plenty of traps for detailed criticism and baits for plausible invective. No speech in the whole debate put the considera- tions against the Bill with half the fairness or half the force.

And the manner of the speaker was strong, earnest and sustained, though without anything that could exactly be called fire,—conveying the impression of a mind really at work, an intellect really reasoning with the House, not indulging in any personal feat of eloquence or display. We are much mis- taken if Dr. Lyon Playfair, though not as young as might be wished for a Ministerial career,—he is, however, only 54,— does not in time prove himself to be a considerable Liberal Minister, if he chooses that career, as well as a very impres- sive Parliamentary speaker.

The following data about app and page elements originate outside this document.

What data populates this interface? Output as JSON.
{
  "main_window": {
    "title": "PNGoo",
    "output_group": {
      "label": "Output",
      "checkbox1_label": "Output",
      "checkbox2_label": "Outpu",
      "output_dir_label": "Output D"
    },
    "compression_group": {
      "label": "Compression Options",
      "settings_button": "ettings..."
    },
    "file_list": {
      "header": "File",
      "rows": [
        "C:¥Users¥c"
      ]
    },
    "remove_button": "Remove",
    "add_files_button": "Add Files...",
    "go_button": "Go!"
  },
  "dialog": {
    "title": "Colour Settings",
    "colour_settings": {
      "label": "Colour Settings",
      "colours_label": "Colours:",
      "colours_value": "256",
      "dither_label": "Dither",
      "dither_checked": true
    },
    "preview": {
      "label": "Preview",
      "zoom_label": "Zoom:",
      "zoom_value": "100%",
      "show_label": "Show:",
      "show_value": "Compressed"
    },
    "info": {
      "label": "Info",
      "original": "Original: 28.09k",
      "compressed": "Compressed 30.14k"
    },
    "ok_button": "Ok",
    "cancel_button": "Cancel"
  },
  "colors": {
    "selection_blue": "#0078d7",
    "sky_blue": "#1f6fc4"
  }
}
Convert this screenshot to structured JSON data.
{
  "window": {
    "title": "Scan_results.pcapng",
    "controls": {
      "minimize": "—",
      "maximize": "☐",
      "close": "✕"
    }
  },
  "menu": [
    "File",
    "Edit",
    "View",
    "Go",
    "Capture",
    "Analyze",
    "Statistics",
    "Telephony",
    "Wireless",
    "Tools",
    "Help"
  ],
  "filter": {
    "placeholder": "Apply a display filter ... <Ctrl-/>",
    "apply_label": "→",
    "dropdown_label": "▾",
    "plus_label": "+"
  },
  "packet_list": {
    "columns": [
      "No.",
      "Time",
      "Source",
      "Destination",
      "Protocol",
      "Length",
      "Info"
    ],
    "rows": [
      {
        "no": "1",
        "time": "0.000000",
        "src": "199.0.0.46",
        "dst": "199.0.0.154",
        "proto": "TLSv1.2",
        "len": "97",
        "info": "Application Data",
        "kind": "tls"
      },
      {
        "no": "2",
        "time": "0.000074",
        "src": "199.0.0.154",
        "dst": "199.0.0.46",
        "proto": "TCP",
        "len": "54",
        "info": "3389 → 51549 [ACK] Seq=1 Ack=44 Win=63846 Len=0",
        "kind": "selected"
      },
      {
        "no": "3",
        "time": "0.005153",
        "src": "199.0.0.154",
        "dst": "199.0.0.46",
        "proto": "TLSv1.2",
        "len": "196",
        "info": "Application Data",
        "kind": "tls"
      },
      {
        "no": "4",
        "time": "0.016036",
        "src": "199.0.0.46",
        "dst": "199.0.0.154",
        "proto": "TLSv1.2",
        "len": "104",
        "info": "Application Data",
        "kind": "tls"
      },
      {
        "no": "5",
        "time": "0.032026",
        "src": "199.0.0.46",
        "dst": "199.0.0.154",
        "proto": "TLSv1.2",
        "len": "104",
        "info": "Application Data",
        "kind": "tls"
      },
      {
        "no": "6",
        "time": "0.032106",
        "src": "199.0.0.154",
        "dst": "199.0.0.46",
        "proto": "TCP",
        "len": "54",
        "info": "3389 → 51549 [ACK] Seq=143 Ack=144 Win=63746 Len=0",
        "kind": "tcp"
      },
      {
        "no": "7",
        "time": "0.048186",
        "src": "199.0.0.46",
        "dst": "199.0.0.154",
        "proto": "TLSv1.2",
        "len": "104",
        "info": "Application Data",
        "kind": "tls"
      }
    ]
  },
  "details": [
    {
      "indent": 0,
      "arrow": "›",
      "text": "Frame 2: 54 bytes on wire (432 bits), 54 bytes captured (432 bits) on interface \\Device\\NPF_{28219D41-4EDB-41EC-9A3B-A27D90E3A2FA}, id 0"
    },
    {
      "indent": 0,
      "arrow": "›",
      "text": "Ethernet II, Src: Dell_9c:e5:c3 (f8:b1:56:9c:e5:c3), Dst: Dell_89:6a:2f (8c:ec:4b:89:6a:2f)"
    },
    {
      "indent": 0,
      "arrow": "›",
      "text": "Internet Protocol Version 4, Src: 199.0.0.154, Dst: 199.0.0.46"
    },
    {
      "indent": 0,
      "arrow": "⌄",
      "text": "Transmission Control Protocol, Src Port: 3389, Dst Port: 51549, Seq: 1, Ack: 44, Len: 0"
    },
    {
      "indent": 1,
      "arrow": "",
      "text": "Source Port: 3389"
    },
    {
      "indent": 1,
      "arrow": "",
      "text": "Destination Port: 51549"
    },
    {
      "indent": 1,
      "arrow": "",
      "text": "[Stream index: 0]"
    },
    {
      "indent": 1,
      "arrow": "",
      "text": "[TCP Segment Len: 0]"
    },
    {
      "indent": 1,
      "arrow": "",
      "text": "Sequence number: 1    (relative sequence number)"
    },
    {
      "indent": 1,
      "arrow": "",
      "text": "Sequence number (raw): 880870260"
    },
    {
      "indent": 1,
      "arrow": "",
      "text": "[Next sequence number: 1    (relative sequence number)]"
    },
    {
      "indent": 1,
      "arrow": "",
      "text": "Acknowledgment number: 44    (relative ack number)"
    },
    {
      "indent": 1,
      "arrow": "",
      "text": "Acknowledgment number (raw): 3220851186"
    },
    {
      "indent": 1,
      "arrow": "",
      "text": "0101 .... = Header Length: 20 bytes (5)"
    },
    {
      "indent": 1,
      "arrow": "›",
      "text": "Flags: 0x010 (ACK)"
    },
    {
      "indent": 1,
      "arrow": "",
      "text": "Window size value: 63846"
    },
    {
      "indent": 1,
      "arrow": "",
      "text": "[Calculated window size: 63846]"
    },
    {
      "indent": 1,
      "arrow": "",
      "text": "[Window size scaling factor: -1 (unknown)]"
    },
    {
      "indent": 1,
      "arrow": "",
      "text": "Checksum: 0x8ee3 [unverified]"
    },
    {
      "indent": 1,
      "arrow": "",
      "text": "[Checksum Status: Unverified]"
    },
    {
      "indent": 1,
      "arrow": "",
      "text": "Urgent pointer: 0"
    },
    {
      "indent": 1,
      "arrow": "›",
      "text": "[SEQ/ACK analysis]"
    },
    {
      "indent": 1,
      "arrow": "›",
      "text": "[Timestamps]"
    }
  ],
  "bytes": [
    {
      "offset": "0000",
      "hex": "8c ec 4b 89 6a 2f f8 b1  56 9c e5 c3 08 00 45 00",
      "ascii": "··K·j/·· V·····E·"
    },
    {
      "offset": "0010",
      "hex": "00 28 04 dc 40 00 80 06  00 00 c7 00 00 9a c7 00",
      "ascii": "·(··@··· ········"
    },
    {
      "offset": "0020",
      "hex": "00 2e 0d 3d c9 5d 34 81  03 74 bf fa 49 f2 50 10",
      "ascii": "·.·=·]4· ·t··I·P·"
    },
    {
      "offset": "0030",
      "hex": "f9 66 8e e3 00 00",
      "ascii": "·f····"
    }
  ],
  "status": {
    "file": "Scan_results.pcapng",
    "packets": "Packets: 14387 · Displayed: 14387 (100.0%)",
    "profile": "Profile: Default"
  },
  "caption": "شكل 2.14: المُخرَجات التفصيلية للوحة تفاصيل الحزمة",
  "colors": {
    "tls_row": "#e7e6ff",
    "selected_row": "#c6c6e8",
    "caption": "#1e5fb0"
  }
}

Of the other leading figures of the debate there is little new to be said, for they are mostly figures whose political powers have been already amply gauged. Mr. Vernon Harcourt did not surpass himself. He was as usual clever, as usual pompous, more than usually prudent, and perhaps more than usually dangerous. Dr. Ball was himself in his somewhat fitful delivery,—sometimes shouting and sometimes whispering,—in his clever hits, his powerful brogue, his advocate's eloquence, indeed in everything, ex- cept his air of deference to the Prime Minister, which, con- sidering the strength of his opposition to the Bill, was notable enough. Mr. Bernal Osborne was, as usual, jocose, but, as an Irish Member, was more than usually instructive ; for Mr. Osborne had to put himself into an attitude of mind not quite natural to him, and the effort improved his speech. Mr. Cardwell was, as usual, too smooth and conciliatory, giving an effect of concession even to weakness which lost the Government several Irish votes. Mr. Bouverie was Mr. Horsman over again, with somewhat less of the orator and somewhat more of the candid Whig friend. And the two great leaders were what they usually are,—Mr. Disraeli amusing and not at all in earnest ; Mr. Gladstone very eloquent and very happy in his gentle castigations of the Liberal deserters. Of the Irish Members, by far the most instructive speakers were Sir R. Blennerhassett, Mr. O'Reilly, and Sir D. Corrigan. The Member for Galway showed unusual courage in supporting the Bill against the anger of the Irish Bishops, and his lore on the subject of European Universities, together with his happy humour, gave very great interest to his general defence of the Government proposal. Mr. O'Reilly delivered an exposition of the state of learning in the Queen's University, which, if it prove to be accurate, as we believe it is, will not soon be forgotten either in Ireland or in this country ; and Sir D. Corrigan made a moderate speech in very pleasing style. On the whole, how- ever, the debate did not elicit by any means as much new political force as such debates usually do. Dr. Lyon Playfair is the only comparatively new political figure who comes out of it in strong relief with high promise of statesmanship.